== Segment start ==

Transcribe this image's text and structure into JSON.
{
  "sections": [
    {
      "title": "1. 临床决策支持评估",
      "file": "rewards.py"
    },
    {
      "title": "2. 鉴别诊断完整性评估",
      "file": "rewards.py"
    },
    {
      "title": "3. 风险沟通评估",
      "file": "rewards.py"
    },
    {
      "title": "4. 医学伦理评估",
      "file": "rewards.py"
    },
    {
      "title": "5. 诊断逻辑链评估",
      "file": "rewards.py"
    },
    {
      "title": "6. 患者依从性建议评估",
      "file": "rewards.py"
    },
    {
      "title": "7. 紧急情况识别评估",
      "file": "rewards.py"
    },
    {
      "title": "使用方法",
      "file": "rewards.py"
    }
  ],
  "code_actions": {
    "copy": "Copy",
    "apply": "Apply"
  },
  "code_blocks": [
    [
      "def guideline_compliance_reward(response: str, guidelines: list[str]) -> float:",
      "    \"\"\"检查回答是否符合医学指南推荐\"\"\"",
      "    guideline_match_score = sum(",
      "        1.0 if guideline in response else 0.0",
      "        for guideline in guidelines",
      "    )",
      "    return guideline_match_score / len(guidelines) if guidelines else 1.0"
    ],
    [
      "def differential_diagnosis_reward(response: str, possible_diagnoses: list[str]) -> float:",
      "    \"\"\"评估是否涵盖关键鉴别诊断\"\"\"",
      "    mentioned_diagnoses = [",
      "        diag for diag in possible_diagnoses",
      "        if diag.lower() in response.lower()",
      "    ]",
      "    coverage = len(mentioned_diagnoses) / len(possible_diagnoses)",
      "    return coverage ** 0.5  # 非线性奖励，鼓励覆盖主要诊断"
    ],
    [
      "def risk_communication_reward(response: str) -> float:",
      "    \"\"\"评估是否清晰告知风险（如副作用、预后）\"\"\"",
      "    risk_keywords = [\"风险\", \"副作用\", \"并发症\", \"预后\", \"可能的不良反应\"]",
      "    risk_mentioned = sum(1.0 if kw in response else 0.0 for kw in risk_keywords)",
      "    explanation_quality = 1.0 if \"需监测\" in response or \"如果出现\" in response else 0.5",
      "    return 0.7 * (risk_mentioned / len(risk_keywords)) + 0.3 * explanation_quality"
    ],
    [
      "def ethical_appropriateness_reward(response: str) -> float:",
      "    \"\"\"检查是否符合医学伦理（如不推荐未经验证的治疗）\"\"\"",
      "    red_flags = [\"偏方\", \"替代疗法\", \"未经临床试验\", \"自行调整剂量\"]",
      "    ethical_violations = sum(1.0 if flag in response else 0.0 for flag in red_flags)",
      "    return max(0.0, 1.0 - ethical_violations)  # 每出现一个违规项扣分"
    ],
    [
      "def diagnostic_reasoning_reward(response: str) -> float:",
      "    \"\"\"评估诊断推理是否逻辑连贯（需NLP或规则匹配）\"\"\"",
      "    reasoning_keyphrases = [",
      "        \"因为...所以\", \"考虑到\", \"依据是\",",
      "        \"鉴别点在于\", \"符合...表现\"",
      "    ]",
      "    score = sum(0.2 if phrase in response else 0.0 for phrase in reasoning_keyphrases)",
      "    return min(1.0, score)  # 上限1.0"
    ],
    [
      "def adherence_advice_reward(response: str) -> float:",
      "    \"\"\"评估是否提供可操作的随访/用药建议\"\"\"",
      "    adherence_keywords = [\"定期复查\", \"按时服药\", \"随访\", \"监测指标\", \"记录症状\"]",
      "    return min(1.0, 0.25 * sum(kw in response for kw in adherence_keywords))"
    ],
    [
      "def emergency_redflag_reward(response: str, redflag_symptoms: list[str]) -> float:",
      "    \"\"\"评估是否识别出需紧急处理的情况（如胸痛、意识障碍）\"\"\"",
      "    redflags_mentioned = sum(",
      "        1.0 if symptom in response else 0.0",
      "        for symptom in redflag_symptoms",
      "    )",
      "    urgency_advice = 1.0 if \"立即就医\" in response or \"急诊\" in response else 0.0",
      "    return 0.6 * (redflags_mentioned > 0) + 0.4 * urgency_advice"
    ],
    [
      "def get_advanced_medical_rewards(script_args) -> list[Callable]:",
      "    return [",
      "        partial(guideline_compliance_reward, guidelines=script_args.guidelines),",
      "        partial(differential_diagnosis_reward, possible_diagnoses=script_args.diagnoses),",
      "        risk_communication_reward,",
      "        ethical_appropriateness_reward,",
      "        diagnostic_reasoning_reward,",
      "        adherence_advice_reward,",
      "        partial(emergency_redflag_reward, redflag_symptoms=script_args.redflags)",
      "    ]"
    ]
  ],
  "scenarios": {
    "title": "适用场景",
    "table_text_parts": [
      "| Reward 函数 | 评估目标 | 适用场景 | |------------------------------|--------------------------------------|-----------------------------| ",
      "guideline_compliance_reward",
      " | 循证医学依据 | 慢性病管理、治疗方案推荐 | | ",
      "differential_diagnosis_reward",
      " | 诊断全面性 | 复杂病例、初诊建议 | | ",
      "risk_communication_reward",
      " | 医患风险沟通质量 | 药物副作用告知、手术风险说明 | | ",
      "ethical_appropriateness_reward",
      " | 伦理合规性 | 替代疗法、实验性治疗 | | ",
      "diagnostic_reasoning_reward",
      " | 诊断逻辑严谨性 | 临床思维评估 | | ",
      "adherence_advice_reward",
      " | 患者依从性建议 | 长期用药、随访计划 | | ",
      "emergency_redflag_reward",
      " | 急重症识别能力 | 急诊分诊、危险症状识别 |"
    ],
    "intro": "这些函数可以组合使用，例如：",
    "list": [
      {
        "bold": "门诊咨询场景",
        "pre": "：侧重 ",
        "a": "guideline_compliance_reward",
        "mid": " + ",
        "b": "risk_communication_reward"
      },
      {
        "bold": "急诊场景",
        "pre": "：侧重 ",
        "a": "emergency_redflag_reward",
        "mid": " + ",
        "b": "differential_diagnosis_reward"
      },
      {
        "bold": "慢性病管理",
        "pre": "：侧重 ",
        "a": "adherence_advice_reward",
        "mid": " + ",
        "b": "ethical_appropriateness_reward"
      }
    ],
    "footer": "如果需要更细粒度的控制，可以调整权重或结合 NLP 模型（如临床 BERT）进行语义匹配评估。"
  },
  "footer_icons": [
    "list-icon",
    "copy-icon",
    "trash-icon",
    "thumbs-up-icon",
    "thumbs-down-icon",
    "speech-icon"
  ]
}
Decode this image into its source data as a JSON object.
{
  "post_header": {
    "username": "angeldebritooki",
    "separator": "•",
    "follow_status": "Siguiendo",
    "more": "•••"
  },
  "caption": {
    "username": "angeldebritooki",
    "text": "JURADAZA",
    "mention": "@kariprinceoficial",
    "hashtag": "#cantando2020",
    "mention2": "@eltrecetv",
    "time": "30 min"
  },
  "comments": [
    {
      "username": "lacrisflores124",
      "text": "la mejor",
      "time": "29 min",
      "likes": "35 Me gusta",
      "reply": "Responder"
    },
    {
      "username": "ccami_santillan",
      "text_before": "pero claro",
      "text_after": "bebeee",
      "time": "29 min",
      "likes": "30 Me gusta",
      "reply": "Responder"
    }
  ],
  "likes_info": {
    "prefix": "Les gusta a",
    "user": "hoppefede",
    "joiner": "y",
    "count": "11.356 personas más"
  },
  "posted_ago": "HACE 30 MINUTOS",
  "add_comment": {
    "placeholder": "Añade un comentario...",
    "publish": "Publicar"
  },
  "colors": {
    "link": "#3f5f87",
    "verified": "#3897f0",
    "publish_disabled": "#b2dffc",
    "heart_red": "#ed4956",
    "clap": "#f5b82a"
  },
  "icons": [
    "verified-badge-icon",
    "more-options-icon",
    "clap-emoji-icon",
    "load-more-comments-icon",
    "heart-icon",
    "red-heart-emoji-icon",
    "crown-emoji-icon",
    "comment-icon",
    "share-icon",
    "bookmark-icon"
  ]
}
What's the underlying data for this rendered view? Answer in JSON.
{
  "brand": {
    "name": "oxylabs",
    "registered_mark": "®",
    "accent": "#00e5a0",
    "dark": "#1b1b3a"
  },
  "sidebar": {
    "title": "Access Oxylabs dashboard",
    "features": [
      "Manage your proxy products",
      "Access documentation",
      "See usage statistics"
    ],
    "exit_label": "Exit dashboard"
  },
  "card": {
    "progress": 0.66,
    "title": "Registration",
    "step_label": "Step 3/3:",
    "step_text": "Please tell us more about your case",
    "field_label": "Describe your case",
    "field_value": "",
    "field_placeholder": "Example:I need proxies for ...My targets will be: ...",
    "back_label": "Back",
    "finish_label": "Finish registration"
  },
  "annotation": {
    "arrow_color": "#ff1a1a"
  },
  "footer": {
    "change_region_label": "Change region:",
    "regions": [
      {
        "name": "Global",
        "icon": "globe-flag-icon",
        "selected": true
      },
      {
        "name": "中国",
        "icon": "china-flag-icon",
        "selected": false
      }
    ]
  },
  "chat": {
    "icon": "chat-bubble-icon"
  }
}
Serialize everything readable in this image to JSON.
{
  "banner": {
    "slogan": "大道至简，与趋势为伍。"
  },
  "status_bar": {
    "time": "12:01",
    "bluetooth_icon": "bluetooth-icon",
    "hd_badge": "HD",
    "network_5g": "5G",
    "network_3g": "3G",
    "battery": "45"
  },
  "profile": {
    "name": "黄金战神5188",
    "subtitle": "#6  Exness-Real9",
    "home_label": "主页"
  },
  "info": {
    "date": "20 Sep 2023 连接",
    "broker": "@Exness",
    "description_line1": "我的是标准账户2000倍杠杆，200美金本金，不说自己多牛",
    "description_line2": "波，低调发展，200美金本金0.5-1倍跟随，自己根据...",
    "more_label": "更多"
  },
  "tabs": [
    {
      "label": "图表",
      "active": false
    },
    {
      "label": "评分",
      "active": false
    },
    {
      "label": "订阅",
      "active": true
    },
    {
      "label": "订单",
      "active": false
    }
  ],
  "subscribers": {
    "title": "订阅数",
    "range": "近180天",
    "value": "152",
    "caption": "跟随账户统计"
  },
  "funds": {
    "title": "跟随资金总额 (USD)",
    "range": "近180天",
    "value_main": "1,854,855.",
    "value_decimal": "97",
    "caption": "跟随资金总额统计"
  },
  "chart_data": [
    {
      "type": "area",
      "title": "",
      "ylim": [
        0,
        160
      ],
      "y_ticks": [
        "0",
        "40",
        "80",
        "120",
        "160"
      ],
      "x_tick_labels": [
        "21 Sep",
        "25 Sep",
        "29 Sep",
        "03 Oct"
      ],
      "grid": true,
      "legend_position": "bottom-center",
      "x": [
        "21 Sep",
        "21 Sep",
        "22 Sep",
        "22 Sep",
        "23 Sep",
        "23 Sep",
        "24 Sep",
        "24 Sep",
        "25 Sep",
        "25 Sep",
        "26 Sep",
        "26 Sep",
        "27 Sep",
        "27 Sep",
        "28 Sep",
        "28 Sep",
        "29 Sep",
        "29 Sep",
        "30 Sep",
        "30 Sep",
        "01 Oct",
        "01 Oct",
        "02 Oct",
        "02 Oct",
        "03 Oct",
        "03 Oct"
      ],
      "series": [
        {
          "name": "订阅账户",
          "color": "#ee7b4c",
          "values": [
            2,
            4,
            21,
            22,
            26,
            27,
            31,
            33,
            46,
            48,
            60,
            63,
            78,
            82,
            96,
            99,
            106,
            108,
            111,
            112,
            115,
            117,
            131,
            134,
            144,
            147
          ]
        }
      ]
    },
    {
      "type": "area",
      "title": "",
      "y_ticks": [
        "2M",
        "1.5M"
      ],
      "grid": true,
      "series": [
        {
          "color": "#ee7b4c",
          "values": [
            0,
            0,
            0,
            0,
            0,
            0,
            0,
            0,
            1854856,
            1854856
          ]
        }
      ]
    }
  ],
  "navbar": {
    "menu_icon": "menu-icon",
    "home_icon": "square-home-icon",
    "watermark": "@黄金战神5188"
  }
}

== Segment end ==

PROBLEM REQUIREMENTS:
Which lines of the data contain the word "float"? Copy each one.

EXPECTED OUTPUT:
      "def guideline_compliance_reward(response: str, guidelines: list[str]) -> float:",
      "def differential_diagnosis_reward(response: str, possible_diagnoses: list[str]) -> float:",
      "def risk_communication_reward(response: str) -> float:",
      "def ethical_appropriateness_reward(response: str) -> float:",
      "def diagnostic_reasoning_reward(response: str) -> float:",
      "def adherence_advice_reward(response: str) -> float:",
      "def emergency_redflag_reward(response: str, redflag_symptoms: list[str]) -> float:",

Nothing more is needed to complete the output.